This is the second of a four-part series looking at Central Asia's upcoming elections. In this report, RFE/RL's Bruce Pannier says that with elections just five months away, prospects for genuine democracy in Turkmenistan do not look promising.
Prague, 4 August 1999 (RFE/RL) -- With just five months to go before Turkmenistan's parliamentary elections, there is little political activity in the country and no real indication of who will run.
There is also growing evidence that candidates have already been pre-approved -- though not yet announced -- by Turkmen President Saparmurat Niyazov, who is commonly viewed as having absolute power in the country. The vote on Dec. 12 is Turkmenistan's first for its 50-seat unicameral parliament since 1994.
Bess Brown works in the Ashgabat office of the Organization for Security and Cooperation in Europe (OSCE). She says the National Institute for Democratization has been conducting some voter education. But, she says, it's not clear what voters are being told.
In an interview with RFE/RL, Brown said that neither her organization -- which traditionally provides electoral assistance to countries -- nor other national or international groups are involved.
"The National Institute for Democratization, which is our neighbor here...there have been some reports in [the newspaper] Neitralny Turkmenistan about them doing voter education projects. But they have said nothing to us about it. They've not asked us to assist them or for any participation by other international organizations or by [the United States Agency for International Development] USAID. They seem to have approached no one. They're just doing it on their own, so I don't know what exactly they're doing."
Brown says that although there is only one officially registered political party in Turkmenistan -- the Democratic Party headed by Niyazov -- there are likely to be contested elections in some districts. She said this doesn't mean, however, that there will be competing programs or points of view:
"I would expect that there will be multiple candidacies in each electoral district. In other words, several different people running for the same office. But, I suspect they won't have their own distinctive programs and that there will probably be very little difference between them."
In addition, she said, certain people would be discouraged from attempting to get nominated. Only people who are officially approved will actually be able to be nominated as candidates.

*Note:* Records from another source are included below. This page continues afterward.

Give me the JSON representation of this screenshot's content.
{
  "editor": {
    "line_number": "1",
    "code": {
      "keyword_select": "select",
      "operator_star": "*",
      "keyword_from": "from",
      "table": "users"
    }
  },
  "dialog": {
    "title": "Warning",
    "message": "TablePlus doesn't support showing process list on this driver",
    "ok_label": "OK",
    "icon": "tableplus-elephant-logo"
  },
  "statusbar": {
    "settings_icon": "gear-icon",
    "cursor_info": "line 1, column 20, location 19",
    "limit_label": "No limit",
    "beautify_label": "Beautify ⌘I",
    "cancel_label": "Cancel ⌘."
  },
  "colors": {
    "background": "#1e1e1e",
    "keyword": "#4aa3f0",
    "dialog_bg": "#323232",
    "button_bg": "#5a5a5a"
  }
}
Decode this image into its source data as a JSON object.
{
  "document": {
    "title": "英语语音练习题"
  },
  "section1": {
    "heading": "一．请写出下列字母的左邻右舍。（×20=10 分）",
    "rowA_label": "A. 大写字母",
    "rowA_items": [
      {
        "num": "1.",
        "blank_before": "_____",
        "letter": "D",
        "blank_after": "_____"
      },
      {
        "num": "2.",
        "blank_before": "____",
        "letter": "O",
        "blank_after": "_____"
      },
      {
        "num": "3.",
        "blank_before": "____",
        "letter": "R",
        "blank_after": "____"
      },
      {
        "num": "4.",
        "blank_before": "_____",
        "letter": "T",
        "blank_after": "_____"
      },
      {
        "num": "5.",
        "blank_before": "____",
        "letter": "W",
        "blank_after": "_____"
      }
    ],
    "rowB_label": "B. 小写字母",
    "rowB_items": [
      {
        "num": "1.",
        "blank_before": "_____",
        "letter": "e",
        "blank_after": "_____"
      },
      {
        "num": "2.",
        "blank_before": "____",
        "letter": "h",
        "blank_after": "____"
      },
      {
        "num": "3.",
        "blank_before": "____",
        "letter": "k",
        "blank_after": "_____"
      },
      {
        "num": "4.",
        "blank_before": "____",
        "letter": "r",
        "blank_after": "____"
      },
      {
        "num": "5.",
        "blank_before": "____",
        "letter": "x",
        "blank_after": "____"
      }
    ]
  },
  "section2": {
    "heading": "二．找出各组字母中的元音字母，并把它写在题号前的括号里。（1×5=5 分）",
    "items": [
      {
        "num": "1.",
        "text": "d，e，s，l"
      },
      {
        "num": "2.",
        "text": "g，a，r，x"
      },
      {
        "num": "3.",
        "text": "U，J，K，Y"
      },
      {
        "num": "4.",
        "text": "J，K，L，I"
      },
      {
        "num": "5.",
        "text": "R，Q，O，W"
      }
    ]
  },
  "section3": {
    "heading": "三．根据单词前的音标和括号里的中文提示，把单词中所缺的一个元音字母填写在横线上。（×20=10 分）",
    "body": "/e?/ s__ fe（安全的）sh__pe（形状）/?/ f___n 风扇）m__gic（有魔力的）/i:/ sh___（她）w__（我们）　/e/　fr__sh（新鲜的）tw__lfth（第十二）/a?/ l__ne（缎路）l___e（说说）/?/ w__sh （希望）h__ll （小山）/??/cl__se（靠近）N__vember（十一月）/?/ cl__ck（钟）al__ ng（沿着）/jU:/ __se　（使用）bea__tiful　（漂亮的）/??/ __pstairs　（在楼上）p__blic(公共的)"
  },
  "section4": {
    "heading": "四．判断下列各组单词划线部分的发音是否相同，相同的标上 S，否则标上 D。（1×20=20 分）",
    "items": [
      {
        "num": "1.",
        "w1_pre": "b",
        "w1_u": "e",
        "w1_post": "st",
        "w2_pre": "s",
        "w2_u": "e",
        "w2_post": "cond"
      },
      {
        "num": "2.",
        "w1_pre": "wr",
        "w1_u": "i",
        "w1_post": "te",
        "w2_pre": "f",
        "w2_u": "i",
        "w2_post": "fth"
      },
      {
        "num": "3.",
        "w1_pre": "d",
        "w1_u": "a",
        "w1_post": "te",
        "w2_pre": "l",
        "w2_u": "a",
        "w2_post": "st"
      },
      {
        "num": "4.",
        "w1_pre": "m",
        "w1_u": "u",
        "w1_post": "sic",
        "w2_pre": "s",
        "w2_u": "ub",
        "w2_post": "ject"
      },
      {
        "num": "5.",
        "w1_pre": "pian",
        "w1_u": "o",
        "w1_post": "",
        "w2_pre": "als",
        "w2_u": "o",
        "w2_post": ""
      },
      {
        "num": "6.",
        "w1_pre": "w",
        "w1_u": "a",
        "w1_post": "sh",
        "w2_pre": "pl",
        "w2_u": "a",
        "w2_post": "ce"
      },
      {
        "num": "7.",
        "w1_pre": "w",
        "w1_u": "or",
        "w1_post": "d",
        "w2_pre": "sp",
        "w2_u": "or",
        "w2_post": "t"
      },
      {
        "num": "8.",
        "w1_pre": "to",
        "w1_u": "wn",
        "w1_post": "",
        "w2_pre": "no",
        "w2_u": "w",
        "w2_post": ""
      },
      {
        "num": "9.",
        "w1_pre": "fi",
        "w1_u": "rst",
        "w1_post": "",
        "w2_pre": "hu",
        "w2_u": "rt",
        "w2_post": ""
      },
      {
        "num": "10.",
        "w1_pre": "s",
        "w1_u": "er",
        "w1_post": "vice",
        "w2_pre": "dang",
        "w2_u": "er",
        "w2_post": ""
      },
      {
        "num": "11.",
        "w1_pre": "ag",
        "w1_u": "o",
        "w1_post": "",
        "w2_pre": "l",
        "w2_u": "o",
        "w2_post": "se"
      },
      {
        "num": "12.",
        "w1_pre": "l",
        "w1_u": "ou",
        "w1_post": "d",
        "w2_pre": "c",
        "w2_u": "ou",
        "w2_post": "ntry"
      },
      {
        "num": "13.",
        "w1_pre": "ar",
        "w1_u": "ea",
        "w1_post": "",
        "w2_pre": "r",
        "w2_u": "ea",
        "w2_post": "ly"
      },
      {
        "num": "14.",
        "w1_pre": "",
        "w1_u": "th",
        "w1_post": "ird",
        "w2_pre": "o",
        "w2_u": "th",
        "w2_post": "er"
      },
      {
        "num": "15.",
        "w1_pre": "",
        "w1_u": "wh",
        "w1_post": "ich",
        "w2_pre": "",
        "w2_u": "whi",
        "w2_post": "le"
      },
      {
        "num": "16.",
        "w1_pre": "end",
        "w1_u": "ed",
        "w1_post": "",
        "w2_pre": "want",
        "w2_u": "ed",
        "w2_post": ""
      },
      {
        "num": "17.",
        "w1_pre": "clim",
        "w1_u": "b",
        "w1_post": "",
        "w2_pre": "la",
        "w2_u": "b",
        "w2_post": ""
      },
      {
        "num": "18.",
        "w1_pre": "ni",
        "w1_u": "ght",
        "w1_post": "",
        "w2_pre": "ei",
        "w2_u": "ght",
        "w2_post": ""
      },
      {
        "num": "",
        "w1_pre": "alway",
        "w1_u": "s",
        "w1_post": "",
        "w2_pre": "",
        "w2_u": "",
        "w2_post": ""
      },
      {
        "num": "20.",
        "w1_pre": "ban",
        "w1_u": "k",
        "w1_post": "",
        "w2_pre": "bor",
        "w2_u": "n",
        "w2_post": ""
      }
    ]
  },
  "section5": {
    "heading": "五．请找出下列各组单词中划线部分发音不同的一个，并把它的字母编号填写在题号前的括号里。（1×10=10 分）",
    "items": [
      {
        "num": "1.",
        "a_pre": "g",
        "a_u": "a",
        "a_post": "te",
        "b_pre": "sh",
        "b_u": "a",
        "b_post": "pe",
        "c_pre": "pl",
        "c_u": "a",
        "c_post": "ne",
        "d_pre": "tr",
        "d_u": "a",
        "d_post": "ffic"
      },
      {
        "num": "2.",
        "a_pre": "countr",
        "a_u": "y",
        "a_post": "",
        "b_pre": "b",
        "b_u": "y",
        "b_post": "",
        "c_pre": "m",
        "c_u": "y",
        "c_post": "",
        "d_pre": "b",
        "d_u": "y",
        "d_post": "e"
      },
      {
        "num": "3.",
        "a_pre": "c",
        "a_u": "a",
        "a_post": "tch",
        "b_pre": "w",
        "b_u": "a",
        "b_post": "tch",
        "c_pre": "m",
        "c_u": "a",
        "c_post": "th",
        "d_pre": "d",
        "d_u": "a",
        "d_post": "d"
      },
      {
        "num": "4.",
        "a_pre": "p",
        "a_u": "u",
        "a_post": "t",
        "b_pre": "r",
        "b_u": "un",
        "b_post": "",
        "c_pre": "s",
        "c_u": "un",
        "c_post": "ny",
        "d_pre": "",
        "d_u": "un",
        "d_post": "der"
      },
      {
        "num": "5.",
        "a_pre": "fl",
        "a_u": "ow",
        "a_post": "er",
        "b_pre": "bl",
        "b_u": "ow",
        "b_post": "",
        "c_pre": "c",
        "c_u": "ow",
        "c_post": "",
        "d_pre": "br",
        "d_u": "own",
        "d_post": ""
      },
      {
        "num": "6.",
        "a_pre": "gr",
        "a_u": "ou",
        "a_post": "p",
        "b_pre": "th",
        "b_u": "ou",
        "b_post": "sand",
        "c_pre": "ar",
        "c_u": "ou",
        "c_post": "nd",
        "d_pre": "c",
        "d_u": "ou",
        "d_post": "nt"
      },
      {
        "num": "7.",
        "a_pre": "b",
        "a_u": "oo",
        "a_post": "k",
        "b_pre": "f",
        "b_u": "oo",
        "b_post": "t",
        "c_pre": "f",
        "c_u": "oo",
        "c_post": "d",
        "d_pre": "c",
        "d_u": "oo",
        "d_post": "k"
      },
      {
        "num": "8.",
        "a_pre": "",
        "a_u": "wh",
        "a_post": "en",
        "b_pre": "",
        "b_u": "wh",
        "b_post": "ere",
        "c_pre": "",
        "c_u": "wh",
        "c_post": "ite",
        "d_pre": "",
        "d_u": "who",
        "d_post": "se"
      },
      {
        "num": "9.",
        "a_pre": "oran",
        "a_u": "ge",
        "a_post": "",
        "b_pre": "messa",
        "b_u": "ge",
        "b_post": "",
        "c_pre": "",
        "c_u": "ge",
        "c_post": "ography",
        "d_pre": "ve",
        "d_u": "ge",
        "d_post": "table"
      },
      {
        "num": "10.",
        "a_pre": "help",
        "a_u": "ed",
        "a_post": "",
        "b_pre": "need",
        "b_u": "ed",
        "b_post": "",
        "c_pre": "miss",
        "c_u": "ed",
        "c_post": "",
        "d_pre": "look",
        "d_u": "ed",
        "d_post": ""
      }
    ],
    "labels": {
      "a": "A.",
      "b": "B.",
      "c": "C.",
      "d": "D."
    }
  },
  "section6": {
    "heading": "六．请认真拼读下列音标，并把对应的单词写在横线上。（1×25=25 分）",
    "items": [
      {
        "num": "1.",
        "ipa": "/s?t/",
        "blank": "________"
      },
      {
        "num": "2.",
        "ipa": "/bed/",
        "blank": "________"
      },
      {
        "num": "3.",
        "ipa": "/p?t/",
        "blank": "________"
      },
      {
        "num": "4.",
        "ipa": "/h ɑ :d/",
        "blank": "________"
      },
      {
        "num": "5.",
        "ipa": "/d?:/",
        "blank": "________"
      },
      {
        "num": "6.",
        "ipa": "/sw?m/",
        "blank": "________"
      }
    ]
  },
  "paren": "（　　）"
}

One potential safeguard, or at least an objective gauge of the level of democracy in Turkmenistan, would be the participation of the OSCE as electoral monitors.
Brown says, though, that her organization probably won't send monitors because that would require an invitation from the Turkmen leadership. Such an invitation is not expected.
"So far, there has been no request for an OSCE observation mission. Earlier this year, the president met with the National Institute for Democracy and said Turkmenistan would not invite outside observers but that observers would be welcome if they wanted to come. That's got it backward for the OSCE because the OSCE cannot observe elections without a formal request from the country that is having the elections. ...So, that's pretty much the end of our possibility of being involved in the election procedure at all."
President Niyazov has said his country is heading toward democracy along its own unique path and, so far, the preparations for parliamentary elections support his comments.
It's unclear to those outside Turkmenistan, though, how the present course can lead to genuine democracy.
Naz Nazar and Ayna Khallyeva of RFE/RL's Turkmen Service contributed to this report.